Gottfried Helnwein (born 8 October 1948) is an Austrian-Irish visual artist. He has worked as a painter, draftsman, photographer, muralist, sculptor, installation and performance artist, using a wide variety of techniques and media. Helnwein studied at the University of Visual Art in Vienna. His early work consists mainly of hyper-realistic watercolors, depicting wounded and mistreated children, as well as performances – often with children – in public spaces. Helnwein is concerned primarily with psychological and sociological anxiety, historical issues and political topics. As a result of this, his work is often considered provocative and controversial.

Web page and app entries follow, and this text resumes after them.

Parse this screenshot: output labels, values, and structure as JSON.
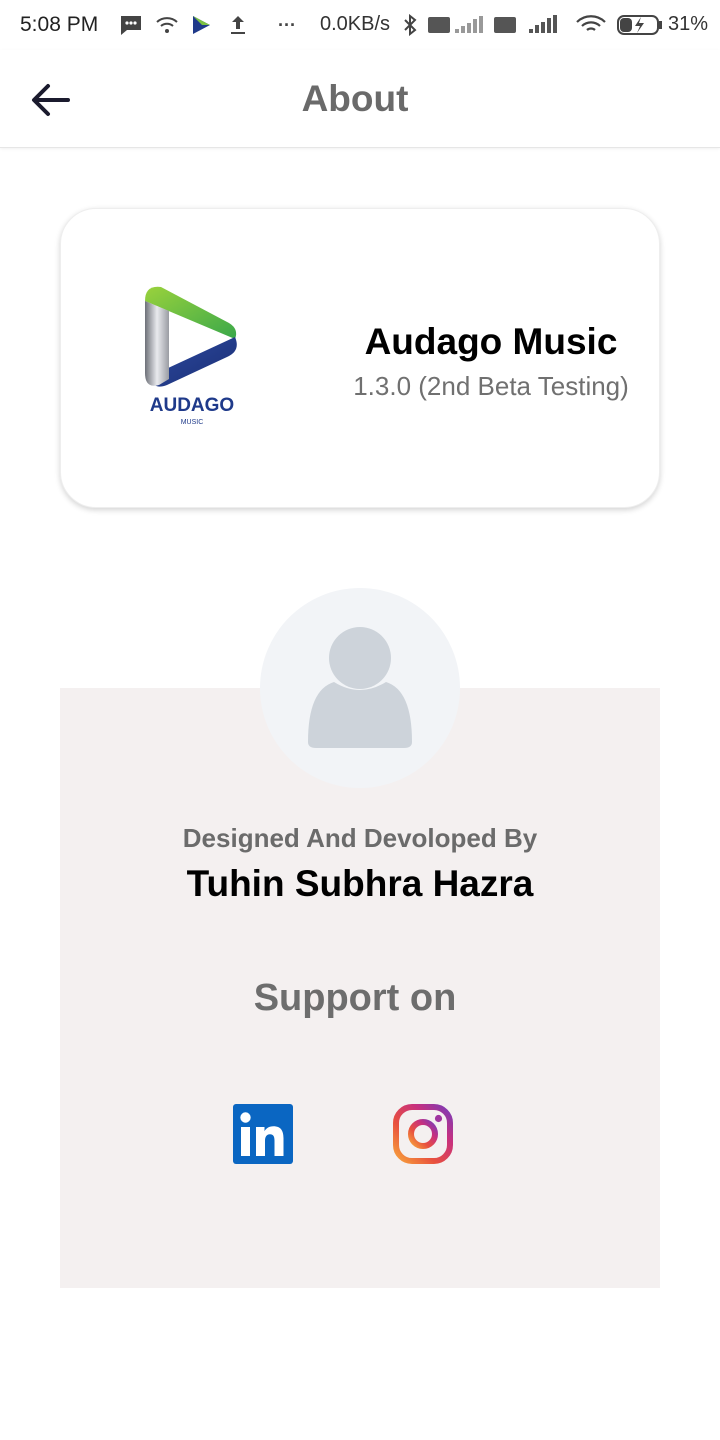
{
  "status_bar": {
    "time": "5:08 PM",
    "network_speed": "0.0KB/s",
    "battery_percent": "31%",
    "icons": [
      "message-icon",
      "wifi-icon",
      "audago-icon",
      "upload-icon",
      "more-dots-icon",
      "bluetooth-icon",
      "volte-signal-icon",
      "volte-4g-signal-icon",
      "wifi-icon",
      "battery-charging-icon"
    ]
  },
  "app_bar": {
    "title": "About",
    "back_icon": "arrow-back-icon"
  },
  "app_card": {
    "logo_text": "AUDAGO",
    "logo_subtext": "MUSIC",
    "app_name": "Audago Music",
    "version": "1.3.0  (2nd Beta Testing)"
  },
  "developer": {
    "caption": "Designed And Devoloped By",
    "name": "Tuhin Subhra Hazra",
    "avatar_icon": "person-icon"
  },
  "support": {
    "title": "Support on",
    "links": [
      {
        "icon": "linkedin-icon"
      },
      {
        "icon": "instagram-icon"
      }
    ]
  },
  "colors": {
    "title_gray": "#6a6a6a",
    "panel_bg": "#f4f0f0",
    "avatar_bg": "#f2f4f7",
    "linkedin_blue": "#0a66c2"
  }
}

Cerbera Gallery is proud to offer Gottfried Helnwein limited edition color lithographs and color offset lithos and more. Mostly signed, numbered and dated by the artist.
William Burroughs said of Helnwein:
“It is the function of the artist to evoke the experience of surprised recognition: to show the viewer what he knows but does not know that he knows. Helnwein is a master of surprised recognition.”
“Helnwein is one of the few exciting painters we have today.”
“Well, the world is a haunted house, and Helnwein at times is our tour guide through it. In his work he is willing to take on the sadness, the irony, the ugliness and the beauty. But not all of Gottfried’s work is on a canvas. A lot of it is the way he’s approached life. And it doesn’t take someone knowing him to know that. You take one look at the paintings and you say “this guy has been around.” You can’t sit in a closet – and create this. This level of work is earned.”
“Gottfried Helnwein is my mentor. His fight for expression and stance against oppression are reasons why I chose him as an artistic partner. An artist that doesn’t provoke will be invisible. Art that doesn’t cause strong emotions has no meaning. Helnwein has that internalized.”
“Helnwein’s subject matter is the human condition. The metaphor for his art is dominated by the image of the child, but not the carefree innocent child of popular imagination. Helnwein instead creates the profoundly disturbing yet compellingly provocative image of the wounded child. The child scarred physically and the child scarred emotionally from within.”
Robert Flynn Johnson, Fine Arts Museums of San Francisco